One of the issues most debated on the WSA Facebook page following Cole’s revelations about Whedon’s personal life was how to distinguish between personal and professional, or between creator and their work. Should we re-evaluate whether Buffy (and other Whedon productions) was ground breaking in terms of how it represented ‘strong women’? Or should the personal failings of its named creator be considered separately from the impact of the TV series and films that made his name?’ One thoughtful response was Matthew Pateman’s blog, ‘Celebrity Culture, Brand Whedon and the post-Romantic fallacy,’ which notes how in many discussions or judgements ‘the semi-sainted Whedon of Equality Now and Planned Parenthood has been assumed to be identical with the legally named owner of rights to television shows.’ Pateman delineates the complexities involved in unpicking the various ‘Joss Whedon’s, concluding ‘Buffy hasn’t changed and to think it has is to oddly privilege Whedon as the sole arbiter and purveyor of its meaning. Even in the days of ‘St Joss’, that was always a fallacy.’

So what can I draw from these complex and often painful discussions? Here are some of my initial conclusions:

  • ‘Feminism’ does not have a clear definition and means different things to different people. Like any perspective or ideology it can be used for different purposes and co-opted by those whom others may not consider ‘feminist.’
  • Buffy has had an impact, on viewers, and on representations, as widely circulated memes demonstrated recently.

It wasn’t perfect, of course.

  • Whether we credit Whedon or others (such as Jane Espenson or Marti Noxon) for this impact does not change it.
  • In 2017, 20 years after it first aired, Buffy’s ‘feminism’ is dated because feminism, society, and television drama have moved on and developed, though arguably it is still relevan
  • Studies continue to show that while productions featuring female protagonists are more commercially successful than those featuring males, such productions are far from common.
  • Sexual harassment, assault and rape are all too common for many women and other people in everyday life (as evidenced by online campaigns such as Everyday Sexism and the recent #MeToo hashtag).
  • Men exploiting positions of power via affairs, sexual harassment, assault and rape are not uncommon within major institutions. Such institutions may express surprise when these practices are revealed but do little to discourage them.
  • Studies also show that the film and TV industries in the UK, US and elsewhere, are far from diverse, rather they are deeply unequal and dominated by white men.
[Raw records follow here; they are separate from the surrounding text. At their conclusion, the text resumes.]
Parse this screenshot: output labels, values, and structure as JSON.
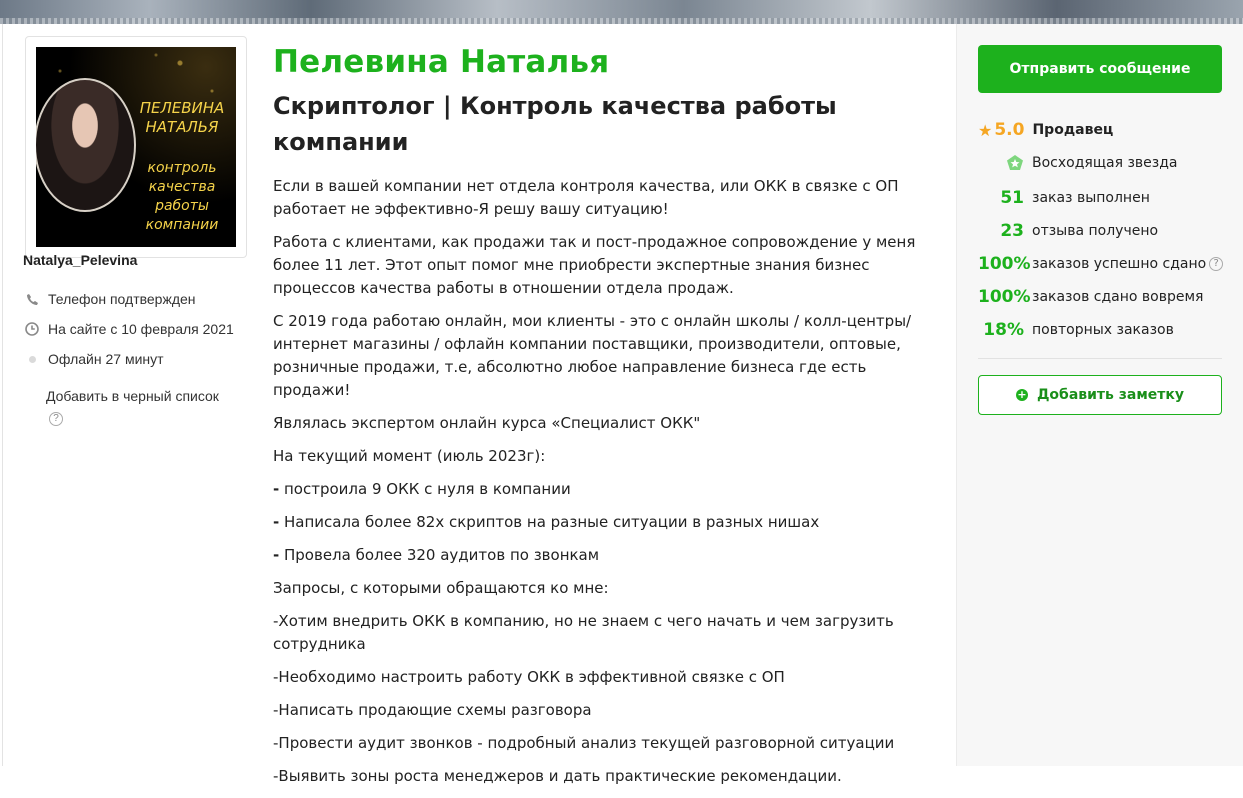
{
  "profile": {
    "avatar_title": "ПЕЛЕВИНА НАТАЛЬЯ",
    "avatar_subtitle": "контроль качества работы компании",
    "username": "Natalya_Pelevina",
    "phone": "Телефон подтвержден",
    "since": "На сайте с 10 февраля 2021",
    "status": "Офлайн 27 минут",
    "blacklist": "Добавить в черный список"
  },
  "main": {
    "name": "Пелевина Наталья",
    "headline": "Скриптолог | Контроль качества работы компании",
    "paragraphs": [
      "Если в вашей компании нет отдела контроля качества, или ОКК в связке с ОП работает не эффективно-Я решу вашу ситуацию!",
      "Работа с клиентами, как продажи так и пост-продажное сопровождение у меня более 11 лет. Этот опыт помог мне приобрести экспертные знания бизнес процессов качества работы в отношении отдела продаж.",
      "С 2019 года работаю онлайн, мои клиенты - это с онлайн школы / колл-центры/ интернет магазины / офлайн компании поставщики, производители, оптовые, розничные продажи, т.е, абсолютно любое направление бизнеса где есть продажи!",
      "Являлась экспертом онлайн курса «Специалист ОКК\"",
      "На текущий момент (июль 2023г):"
    ],
    "bullet_mark": "-",
    "bullets": [
      " построила 9 ОКК с нуля в компании",
      " Написала более 82х скриптов на разные ситуации в разных нишах",
      " Провела более 320 аудитов по звонкам"
    ],
    "requests_title": "Запросы, с которыми обращаются ко мне:",
    "requests": [
      "-Хотим внедрить ОКК в компанию, но не знаем с чего начать и чем загрузить сотрудника",
      "-Необходимо настроить работу ОКК в эффективной связке с ОП",
      "-Написать продающие схемы разговора",
      "-Провести аудит звонков - подробный анализ текущей разговорной ситуации",
      "-Выявить зоны роста менеджеров и дать практические рекомендации."
    ]
  },
  "sidebar": {
    "message_button": "Отправить сообщение",
    "rating_value": "5.0",
    "rating_role": "Продавец",
    "badge": "Восходящая звезда",
    "stats": [
      {
        "num": "51",
        "label": "заказ выполнен"
      },
      {
        "num": "23",
        "label": "отзыва получено"
      },
      {
        "num": "100%",
        "label": "заказов успешно сдано"
      },
      {
        "num": "100%",
        "label": "заказов сдано вовремя"
      },
      {
        "num": "18%",
        "label": "повторных заказов"
      }
    ],
    "note_button": "Добавить заметку"
  },
  "colors": {
    "accent": "#1db11d",
    "star": "#f5a623"
  }
}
I wish to remain hopeful about the future of feminism and a future that values girls, women, and those with minority identities. Therefore, I need to believe that series like Buffy can continue to inspire those who watched it to think differently about gender and the inequities of power that structure gender roles, irrespective of whether some of those involved in creating it have taken advantage of these inequities while purporting to challenge them. I need to believe that feminism can bring people together to work for effective change even as it troubles, disturbs, and upsets how we see things. Whedon and Weinstein are individual examples of what unequal systems and societies can produce. I need to believe that, collectively, we can learn from the disturbing stories about such individuals and start upsetting the system that enables them.



Lorna Jowett is Reader in Television Studies at the University of Northampton, UK. She focuses on gender, genre and representation in television, film and popular culture. Her latest book is Dancing With the Doctor: Gender Dimensions in the Doctor Who Universe and she is co-author with Stacey Abbott of TV Horror, author of Sex and the Slayer, and editor of the collection Time on TV.


This blog first appeared on the Women’s Film & Television History Network (WFTHN) website on 11 November 2017.  Thanks to both Rona and Lorna for allowing us to reprint.